that it is a type of dinosaur known as Austrosaurus
('Aus- tro- saur- rus').
Although dinosaur fossils are generally rare in
Australia compared to some other places in the world,
we do have some of the world's best preserved and
most abundant dinosaur trackways.
In particular, footprints found in central Queensland
at Lark Quarry near Winton and along the coastline
north of Broome in Western Australia have provided
scientists with lots of information about they way
in which dinosaurs may have moved and lived that would
have been very difficult to learn about in any other
Some dinosaur species are known only by their footprints,
which have been preserved in ancient mud. The names
of these footprints all end in '-opus', which means
'foot of'. Australia has several dinosaurs known only
from their footprints.
The term Skartopus refers to the footprints
made by a small Theropod dinosaur that lived
in the Late Cretaceous Period. This Theropod
belonged to a group of dinosaurs called 'Coelurosaurs'.
They were small carnivores, and may have eaten
insects, frogs and small reptiles.

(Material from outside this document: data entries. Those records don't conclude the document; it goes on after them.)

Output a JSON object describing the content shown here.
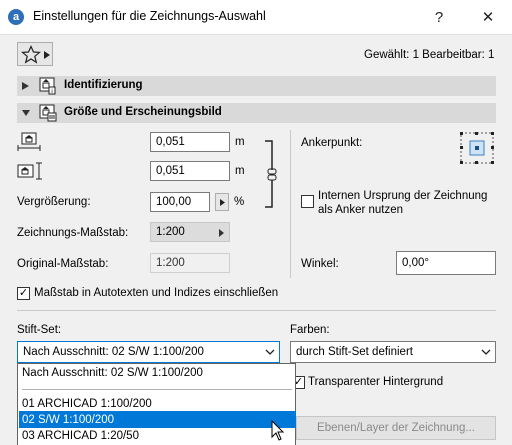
{
  "window": {
    "title": "Einstellungen für die Zeichnungs-Auswahl",
    "help_label": "?",
    "close_label": "✕"
  },
  "header": {
    "selection_info": "Gewählt: 1 Bearbeitbar: 1"
  },
  "sections": {
    "identification": "Identifizierung",
    "size_appearance": "Größe und Erscheinungsbild"
  },
  "size": {
    "width_value": "0,051",
    "width_unit": "m",
    "height_value": "0,051",
    "height_unit": "m",
    "magnification_label": "Vergrößerung:",
    "magnification_value": "100,00",
    "magnification_unit": "%",
    "drawing_scale_label": "Zeichnungs-Maßstab:",
    "drawing_scale_value": "1:200",
    "original_scale_label": "Original-Maßstab:",
    "original_scale_value": "1:200"
  },
  "anchor": {
    "label": "Ankerpunkt:",
    "use_origin_label_line1": "Internen Ursprung der Zeichnung",
    "use_origin_label_line2": "als Anker nutzen",
    "use_origin_checked": false,
    "angle_label": "Winkel:",
    "angle_value": "0,00°"
  },
  "scale_in_autotext": {
    "label": "Maßstab in Autotexten und Indizes einschließen",
    "checked": true
  },
  "pens": {
    "pen_set_label": "Stift-Set:",
    "pen_set_value": "Nach Ausschnitt: 02 S/W 1:100/200",
    "colors_label": "Farben:",
    "colors_value": "durch Stift-Set definiert",
    "transparent_label": "Transparenter Hintergrund",
    "transparent_checked": true,
    "layers_button": "Ebenen/Layer der Zeichnung..."
  },
  "dropdown": {
    "options": [
      "Nach Ausschnitt: 02 S/W 1:100/200",
      "01 ARCHICAD 1:100/200",
      "02 S/W 1:100/200",
      "03 ARCHICAD 1:20/50"
    ],
    "selected_index": 2
  },
  "icons": {
    "app": "archicad-icon",
    "favorites": "star-icon",
    "identification": "id-info-icon",
    "size": "size-appearance-icon"
  },
  "colors": {
    "accent": "#0078d7",
    "section_bg": "#d9d9d9",
    "dialog_bg": "#f0f0f0"
  }
}
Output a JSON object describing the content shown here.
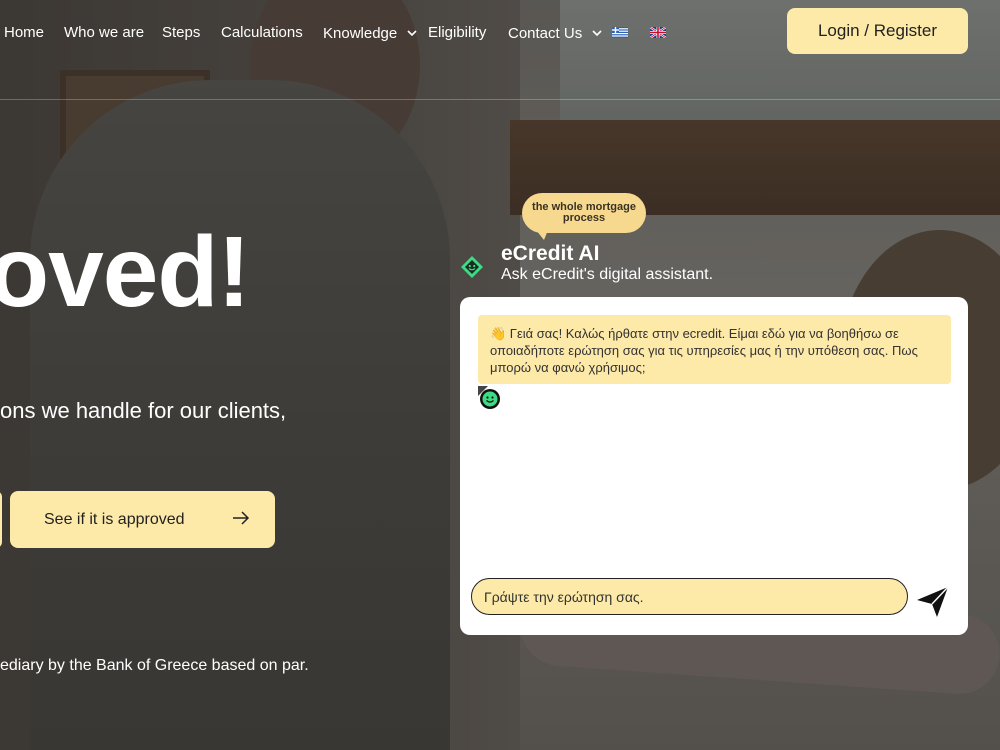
{
  "nav": {
    "items": [
      {
        "label": "Home"
      },
      {
        "label": "Who we are"
      },
      {
        "label": "Steps"
      },
      {
        "label": "Calculations"
      },
      {
        "label": "Knowledge"
      },
      {
        "label": "Eligibility"
      },
      {
        "label": "Contact Us"
      }
    ],
    "languages": [
      "greek-flag",
      "uk-flag"
    ],
    "login_label": "Login / Register"
  },
  "hero": {
    "title": "oved!",
    "subtitle": "ons we handle for our clients,",
    "cta_label": "See if it is approved",
    "footnote": "ediary by the Bank of Greece based on par."
  },
  "chat": {
    "bubble_text": "the whole mortgage process",
    "title": "eCredit AI",
    "subtitle": "Ask eCredit's digital assistant.",
    "message": "👋 Γειά σας! Καλώς ήρθατε στην ecredit. Είμαι εδώ για να βοηθήσω σε οποιαδήποτε ερώτηση σας για τις υπηρεσίες μας ή την υπόθεση σας. Πως μπορώ να φανώ χρήσιμος;",
    "input_placeholder": "Γράψτε την ερώτηση σας.",
    "icons": {
      "logo": "ecredit-logo-icon",
      "send": "send-icon"
    }
  },
  "colors": {
    "accent": "#fde9a8",
    "bubble": "#f6d98e",
    "logo_green": "#3ddc84"
  }
}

The tracks
that they left are about the size of tracks
made by common chickens, so scientists have
calculated that they would have been about 20
centimetres high at the hip. They also walked
and ran on their hind legs, and would have used
their speed to hunt and to escape from predators.
Tyrannosauropus footprints at Lark Quarry were
left by a very large Theropod dinosaur that
lived in the Late Cretaceous. It was a carnivore,
and may have hunted and eaten smaller dinosaurs
and other reptiles. It would have had sharp
pointed teeth, and claws on its small front
It walked and ran on its hind legs. Its footprints
are about 50-70 centimetres long, with three
large toes each with a big sharp claw. These
tracks are similar to those made by other Tyrannosaurus
dinosaurs from North America.
The tracks indicate that the Theropod was about
8 or 9 metres long, with a hip height of about
2.5 metres, and a head height of about 3.5 metres.
It could walk at about 8 or 9 kilometres per
hours, and may have been able to run much faster.
The Wintonopus footprints left at Lark Quarry
are from an Ornithopod dinosaur that lived in
the Late Cretaceous Period. It was quite a small
dinosaur, varying from about the size of a chicken
to the size of an emu. It moved around on its
rear legs much as present day birds do. The
tracks left behind at Lark Quarry in central
Queensland show that this Ornithopod lived in
herds, and could run quite fast to escape from